• Exercise input

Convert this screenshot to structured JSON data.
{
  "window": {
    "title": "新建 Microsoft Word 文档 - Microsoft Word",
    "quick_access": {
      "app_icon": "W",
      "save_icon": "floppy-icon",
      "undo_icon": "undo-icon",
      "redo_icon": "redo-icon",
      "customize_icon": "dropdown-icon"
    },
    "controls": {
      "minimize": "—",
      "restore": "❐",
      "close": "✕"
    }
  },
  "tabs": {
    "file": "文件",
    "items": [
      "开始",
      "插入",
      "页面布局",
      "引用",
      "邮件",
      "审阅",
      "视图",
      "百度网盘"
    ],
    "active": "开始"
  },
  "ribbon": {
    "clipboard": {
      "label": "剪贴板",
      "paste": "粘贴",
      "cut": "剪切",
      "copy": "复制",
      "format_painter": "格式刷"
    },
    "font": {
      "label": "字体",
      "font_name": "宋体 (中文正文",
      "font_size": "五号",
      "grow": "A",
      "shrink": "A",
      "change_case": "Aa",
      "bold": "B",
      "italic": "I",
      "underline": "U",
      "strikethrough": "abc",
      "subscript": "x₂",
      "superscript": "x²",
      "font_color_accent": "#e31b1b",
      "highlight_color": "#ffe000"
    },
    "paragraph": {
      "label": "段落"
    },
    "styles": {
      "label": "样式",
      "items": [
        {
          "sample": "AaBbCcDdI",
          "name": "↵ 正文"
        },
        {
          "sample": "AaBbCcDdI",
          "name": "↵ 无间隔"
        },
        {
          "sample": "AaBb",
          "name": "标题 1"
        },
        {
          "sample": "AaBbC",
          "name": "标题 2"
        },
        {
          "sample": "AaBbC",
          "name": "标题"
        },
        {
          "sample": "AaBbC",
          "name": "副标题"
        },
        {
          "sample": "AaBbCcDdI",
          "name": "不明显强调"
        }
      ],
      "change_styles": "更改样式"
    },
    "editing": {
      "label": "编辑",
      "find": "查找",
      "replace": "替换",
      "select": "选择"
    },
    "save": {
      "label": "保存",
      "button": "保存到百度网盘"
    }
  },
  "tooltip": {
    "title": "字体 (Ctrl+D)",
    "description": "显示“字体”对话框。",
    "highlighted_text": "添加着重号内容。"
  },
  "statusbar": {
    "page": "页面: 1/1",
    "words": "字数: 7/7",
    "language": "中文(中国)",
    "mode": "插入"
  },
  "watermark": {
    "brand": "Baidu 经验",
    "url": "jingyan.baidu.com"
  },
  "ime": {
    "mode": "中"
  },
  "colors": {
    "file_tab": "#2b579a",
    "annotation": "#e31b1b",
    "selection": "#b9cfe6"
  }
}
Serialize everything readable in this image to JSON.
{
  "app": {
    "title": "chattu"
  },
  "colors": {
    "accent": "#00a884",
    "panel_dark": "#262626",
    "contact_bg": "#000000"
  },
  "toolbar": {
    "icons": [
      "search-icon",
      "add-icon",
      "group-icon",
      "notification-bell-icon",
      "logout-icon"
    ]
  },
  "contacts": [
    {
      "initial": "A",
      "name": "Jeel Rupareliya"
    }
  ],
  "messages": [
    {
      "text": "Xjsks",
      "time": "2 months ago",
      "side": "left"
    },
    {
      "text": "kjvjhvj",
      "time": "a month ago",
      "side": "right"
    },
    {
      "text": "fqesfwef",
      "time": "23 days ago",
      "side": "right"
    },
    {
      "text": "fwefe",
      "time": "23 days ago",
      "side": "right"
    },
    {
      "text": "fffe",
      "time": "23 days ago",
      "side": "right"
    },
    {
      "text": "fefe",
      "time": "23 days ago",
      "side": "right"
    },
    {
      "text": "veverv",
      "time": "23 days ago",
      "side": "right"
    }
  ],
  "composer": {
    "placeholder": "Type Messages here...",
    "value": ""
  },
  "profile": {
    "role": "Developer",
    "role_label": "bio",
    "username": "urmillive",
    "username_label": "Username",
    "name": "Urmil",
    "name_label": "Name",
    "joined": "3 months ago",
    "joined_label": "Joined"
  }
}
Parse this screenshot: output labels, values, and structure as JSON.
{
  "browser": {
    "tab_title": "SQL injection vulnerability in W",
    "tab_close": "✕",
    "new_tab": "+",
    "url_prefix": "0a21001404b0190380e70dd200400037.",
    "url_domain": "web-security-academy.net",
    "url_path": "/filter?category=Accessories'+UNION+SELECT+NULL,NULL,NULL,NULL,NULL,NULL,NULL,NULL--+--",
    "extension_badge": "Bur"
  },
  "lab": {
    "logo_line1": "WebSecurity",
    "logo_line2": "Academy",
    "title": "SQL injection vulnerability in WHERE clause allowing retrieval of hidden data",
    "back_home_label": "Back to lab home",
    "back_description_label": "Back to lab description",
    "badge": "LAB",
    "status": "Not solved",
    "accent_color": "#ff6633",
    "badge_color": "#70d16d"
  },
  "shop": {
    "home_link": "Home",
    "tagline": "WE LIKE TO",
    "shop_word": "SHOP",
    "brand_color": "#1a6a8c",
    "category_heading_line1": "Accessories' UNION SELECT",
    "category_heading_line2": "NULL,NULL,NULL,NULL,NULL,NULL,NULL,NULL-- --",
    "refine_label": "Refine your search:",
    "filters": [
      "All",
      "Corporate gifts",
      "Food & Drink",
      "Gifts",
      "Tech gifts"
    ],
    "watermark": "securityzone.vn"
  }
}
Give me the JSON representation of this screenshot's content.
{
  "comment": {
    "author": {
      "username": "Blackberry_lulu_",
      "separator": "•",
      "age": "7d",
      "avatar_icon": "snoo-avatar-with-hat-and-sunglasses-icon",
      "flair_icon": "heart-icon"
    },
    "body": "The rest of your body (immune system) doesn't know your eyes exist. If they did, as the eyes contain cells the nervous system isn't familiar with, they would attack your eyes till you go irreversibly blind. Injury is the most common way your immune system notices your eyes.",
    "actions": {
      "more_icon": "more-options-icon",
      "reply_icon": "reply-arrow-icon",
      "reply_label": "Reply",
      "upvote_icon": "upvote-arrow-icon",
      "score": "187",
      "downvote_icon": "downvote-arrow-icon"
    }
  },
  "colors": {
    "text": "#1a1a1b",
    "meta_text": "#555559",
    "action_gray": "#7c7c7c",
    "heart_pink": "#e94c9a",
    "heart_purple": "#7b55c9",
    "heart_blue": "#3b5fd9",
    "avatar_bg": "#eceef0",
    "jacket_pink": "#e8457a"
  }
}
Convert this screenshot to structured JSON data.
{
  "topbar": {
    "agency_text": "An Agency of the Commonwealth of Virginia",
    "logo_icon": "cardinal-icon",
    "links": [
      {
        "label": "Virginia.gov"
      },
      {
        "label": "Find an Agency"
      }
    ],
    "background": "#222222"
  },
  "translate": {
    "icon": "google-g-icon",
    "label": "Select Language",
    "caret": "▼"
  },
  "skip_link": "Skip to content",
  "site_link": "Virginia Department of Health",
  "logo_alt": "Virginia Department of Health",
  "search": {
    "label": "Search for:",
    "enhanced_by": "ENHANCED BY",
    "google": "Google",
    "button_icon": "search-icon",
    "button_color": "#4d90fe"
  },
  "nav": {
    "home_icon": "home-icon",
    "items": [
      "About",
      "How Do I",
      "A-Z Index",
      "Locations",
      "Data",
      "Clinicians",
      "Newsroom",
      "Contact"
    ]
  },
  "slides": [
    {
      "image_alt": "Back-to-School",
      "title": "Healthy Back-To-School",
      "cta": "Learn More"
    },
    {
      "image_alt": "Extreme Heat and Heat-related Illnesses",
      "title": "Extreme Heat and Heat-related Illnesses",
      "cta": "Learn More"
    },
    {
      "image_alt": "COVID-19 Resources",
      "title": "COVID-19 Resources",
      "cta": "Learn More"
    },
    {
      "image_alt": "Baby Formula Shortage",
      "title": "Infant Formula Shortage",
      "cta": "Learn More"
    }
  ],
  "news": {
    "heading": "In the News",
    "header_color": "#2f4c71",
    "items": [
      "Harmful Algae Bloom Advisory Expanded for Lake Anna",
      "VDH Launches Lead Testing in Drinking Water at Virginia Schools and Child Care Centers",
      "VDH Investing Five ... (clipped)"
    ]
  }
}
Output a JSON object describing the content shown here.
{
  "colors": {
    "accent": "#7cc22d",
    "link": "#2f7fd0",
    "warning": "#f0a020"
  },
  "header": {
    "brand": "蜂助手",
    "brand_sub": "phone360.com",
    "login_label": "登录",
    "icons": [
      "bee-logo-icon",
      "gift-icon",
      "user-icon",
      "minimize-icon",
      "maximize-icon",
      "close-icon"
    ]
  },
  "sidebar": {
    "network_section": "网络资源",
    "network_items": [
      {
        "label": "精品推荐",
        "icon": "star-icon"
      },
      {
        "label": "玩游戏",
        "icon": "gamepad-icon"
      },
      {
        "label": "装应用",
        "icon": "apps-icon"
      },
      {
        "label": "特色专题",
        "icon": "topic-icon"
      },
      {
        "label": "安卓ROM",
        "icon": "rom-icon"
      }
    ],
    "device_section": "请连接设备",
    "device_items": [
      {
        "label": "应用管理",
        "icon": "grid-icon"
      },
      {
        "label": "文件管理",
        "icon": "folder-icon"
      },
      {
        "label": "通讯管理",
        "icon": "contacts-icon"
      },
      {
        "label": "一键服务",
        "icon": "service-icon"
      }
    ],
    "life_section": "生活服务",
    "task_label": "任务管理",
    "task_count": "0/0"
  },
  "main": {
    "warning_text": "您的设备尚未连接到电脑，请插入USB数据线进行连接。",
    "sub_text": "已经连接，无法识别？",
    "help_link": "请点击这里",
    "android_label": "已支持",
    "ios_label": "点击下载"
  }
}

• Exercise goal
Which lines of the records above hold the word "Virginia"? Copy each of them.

• Task solution
    "agency_text": "An Agency of the Commonwealth of Virginia",
        "label": "Virginia.gov"
  "site_link": "Virginia Department of Health",
  "logo_alt": "Virginia Department of Health",
      "VDH Launches Lead Testing in Drinking Water at Virginia Schools and Child Care Centers",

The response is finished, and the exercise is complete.